“We are in a very fallow period,” Josipovici said, calling the contemporary English novel “profoundly disappointing – a poor relation of its ground-breaking modernist forebears”.

He said: “Reading Barnes, like reading so many other English writers of his generation – Martin Amis, McEwan – leaves me feeling that I and the world have been made smaller and meaner. The irony which at first made one smile, the precision of language which was at first so satisfying, the cynicism which at first was used only to puncture pretension, in the end come to seem like a terrible constriction, a fear of opening oneself up to the world.

“I wonder, though, where it came from, this petty-bourgeois uptightness, this terror of not being in control, this schoolboy desire to boast and to shock.” Such faults were less generally evident in Irish, American, or continental European writing, he added.
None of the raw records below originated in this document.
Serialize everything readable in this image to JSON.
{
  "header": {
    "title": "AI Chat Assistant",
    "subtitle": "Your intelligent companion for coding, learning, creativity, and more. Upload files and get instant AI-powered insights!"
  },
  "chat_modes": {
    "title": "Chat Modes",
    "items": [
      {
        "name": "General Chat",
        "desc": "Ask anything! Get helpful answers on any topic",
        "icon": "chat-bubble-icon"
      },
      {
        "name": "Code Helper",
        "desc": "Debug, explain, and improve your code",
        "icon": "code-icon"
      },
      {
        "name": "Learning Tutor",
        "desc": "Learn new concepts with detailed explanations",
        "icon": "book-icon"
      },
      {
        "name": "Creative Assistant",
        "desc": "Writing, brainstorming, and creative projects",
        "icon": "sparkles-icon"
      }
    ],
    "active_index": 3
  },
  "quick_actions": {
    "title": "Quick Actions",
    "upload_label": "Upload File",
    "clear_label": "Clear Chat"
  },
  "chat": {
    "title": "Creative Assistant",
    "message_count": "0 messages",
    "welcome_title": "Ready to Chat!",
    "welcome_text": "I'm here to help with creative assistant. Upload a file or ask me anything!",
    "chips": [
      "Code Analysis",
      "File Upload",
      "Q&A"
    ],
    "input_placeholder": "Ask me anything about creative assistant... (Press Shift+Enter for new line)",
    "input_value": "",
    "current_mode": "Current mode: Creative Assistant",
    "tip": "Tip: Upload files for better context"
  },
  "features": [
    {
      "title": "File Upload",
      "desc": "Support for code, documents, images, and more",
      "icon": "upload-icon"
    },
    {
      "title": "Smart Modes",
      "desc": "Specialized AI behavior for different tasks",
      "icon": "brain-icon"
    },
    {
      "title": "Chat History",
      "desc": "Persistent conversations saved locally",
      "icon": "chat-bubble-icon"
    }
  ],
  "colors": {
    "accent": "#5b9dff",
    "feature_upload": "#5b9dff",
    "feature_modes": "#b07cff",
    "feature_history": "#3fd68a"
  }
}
Laurence Sterne’s 18th-century novel Tristram Shandy remained more avant-garde than the so-called avant-garde today, Josipovici argued.

“An author like Salman Rushdie takes from Sterne all the tricks without recognising the darkness underneath. You feel Rushdie’s just showing off rather than giving a sense of genuine exploration.”

Was hard at the moment not to fantasize that the reason the paper was on the bar table and left open to that page in particular was because one of the authors in question or at least one of their acolytes had settled in for an early afternoon restorative, flipped through to this page, and then left in haste and in a tremendous huff….

Written by adswithoutproducts

August 1, 2010 at 6:55 pm

Posted in josipovici, novel